#### [Supplied material]
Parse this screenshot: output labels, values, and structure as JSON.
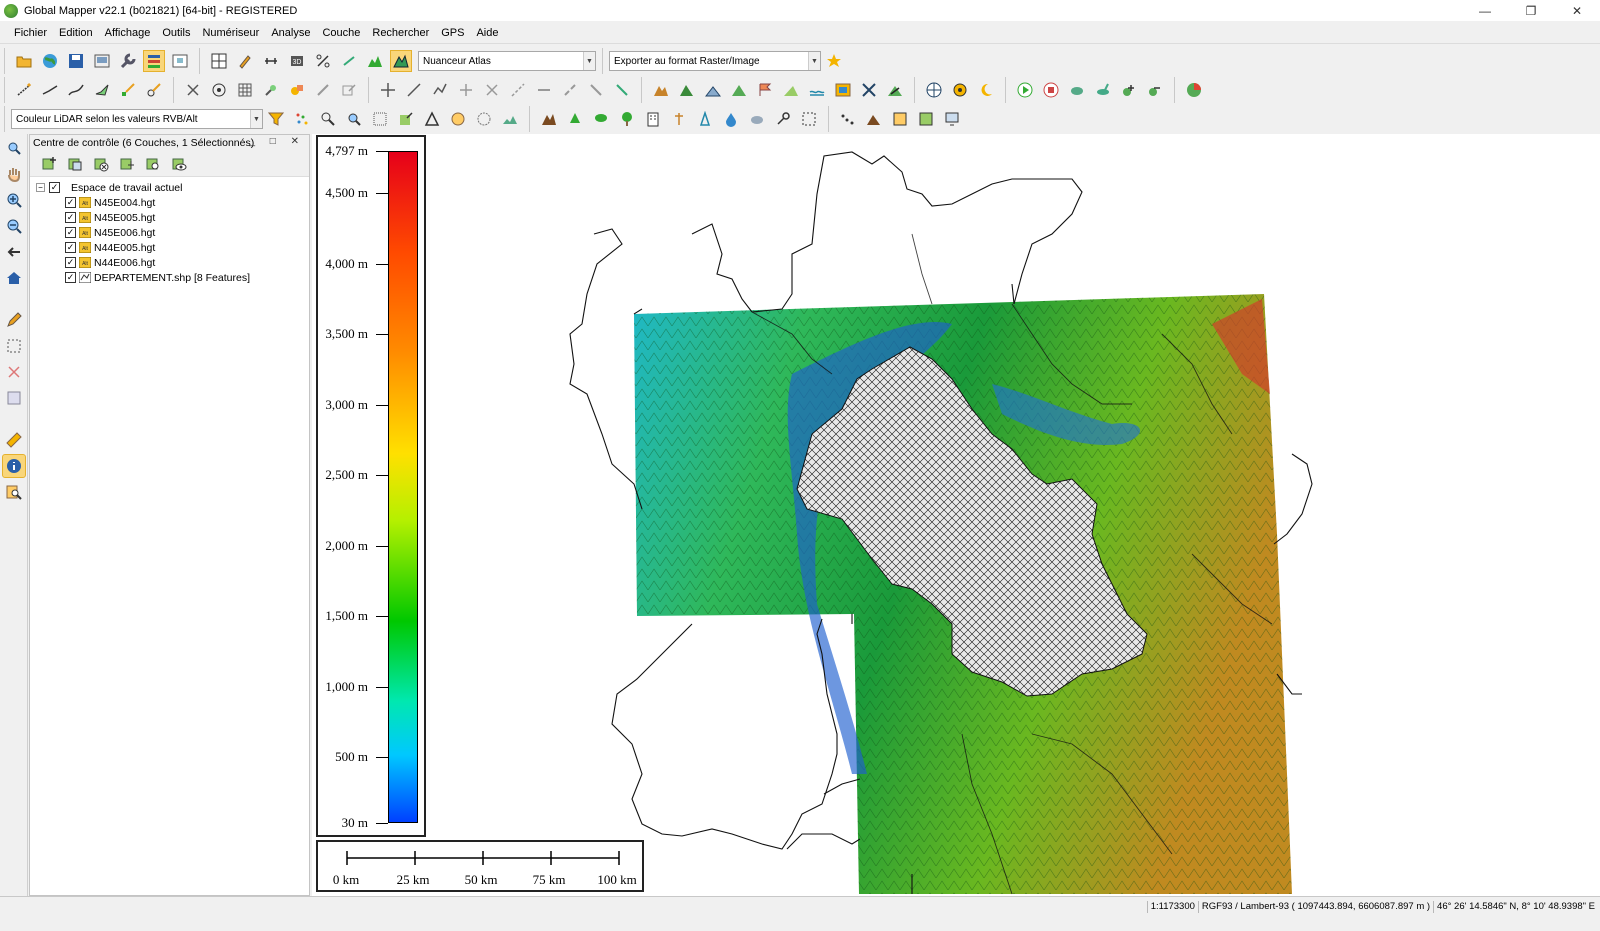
{
  "window": {
    "title": "Global Mapper v22.1 (b021821) [64-bit] - REGISTERED",
    "minimize": "—",
    "restore": "❐",
    "close": "✕"
  },
  "menu": [
    "Fichier",
    "Edition",
    "Affichage",
    "Outils",
    "Numériseur",
    "Analyse",
    "Couche",
    "Rechercher",
    "GPS",
    "Aide"
  ],
  "toolbar": {
    "shader_combo": "Nuanceur Atlas",
    "export_combo": "Exporter au format Raster/Image",
    "lidar_combo": "Couleur LiDAR selon les valeurs RVB/Alt"
  },
  "control_center": {
    "title": "Centre de contrôle (6 Couches, 1 Sélectionnés)",
    "controls": "_ □ ✕",
    "workspace": "Espace de travail actuel",
    "layers": [
      {
        "name": "N45E004.hgt",
        "checked": true,
        "kind": "raster"
      },
      {
        "name": "N45E005.hgt",
        "checked": true,
        "kind": "raster"
      },
      {
        "name": "N45E006.hgt",
        "checked": true,
        "kind": "raster"
      },
      {
        "name": "N44E005.hgt",
        "checked": true,
        "kind": "raster"
      },
      {
        "name": "N44E006.hgt",
        "checked": true,
        "kind": "raster"
      },
      {
        "name": "DEPARTEMENT.shp [8 Features]",
        "checked": true,
        "kind": "vector"
      }
    ]
  },
  "legend": {
    "max_label": "4,797 m",
    "labels": [
      "4,500 m",
      "4,000 m",
      "3,500 m",
      "3,000 m",
      "2,500 m",
      "2,000 m",
      "1,500 m",
      "1,000 m",
      "500 m"
    ],
    "min_label": "30 m",
    "colors": [
      "#e6001a",
      "#ff8c00",
      "#ffe000",
      "#00c800",
      "#00c8ff",
      "#0040ff"
    ]
  },
  "scale_bar": {
    "labels": [
      "0 km",
      "25 km",
      "50 km",
      "75 km",
      "100 km"
    ]
  },
  "status": {
    "scale": "1:1173300",
    "projection": "RGF93 / Lambert-93 ( 1097443.894, 6606087.897 m )",
    "geo": "46° 26' 14.5846\" N, 8° 10' 48.9398\" E"
  },
  "icons": {
    "main_toolbar": [
      "open-folder-icon",
      "globe-icon",
      "save-icon",
      "config-icon",
      "wrench-icon",
      "layers-icon",
      "overview-icon",
      "split-view-icon",
      "pick-icon",
      "measure-icon",
      "3d-view-icon",
      "percent-icon",
      "link-icon",
      "profile-icon",
      "shader-icon"
    ],
    "left_strip": [
      "zoom-box-icon",
      "pan-hand-icon",
      "zoom-in-icon",
      "zoom-out-icon",
      "back-icon",
      "home-icon",
      "edit-pencil-icon",
      "select-icon",
      "delete-icon",
      "attribute-icon",
      "ruler-icon",
      "info-icon",
      "search-icon"
    ]
  }
}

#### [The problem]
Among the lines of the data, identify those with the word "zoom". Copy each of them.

#### [Written answer]
      "zoom-box-icon",
      "zoom-in-icon",
      "zoom-out-icon",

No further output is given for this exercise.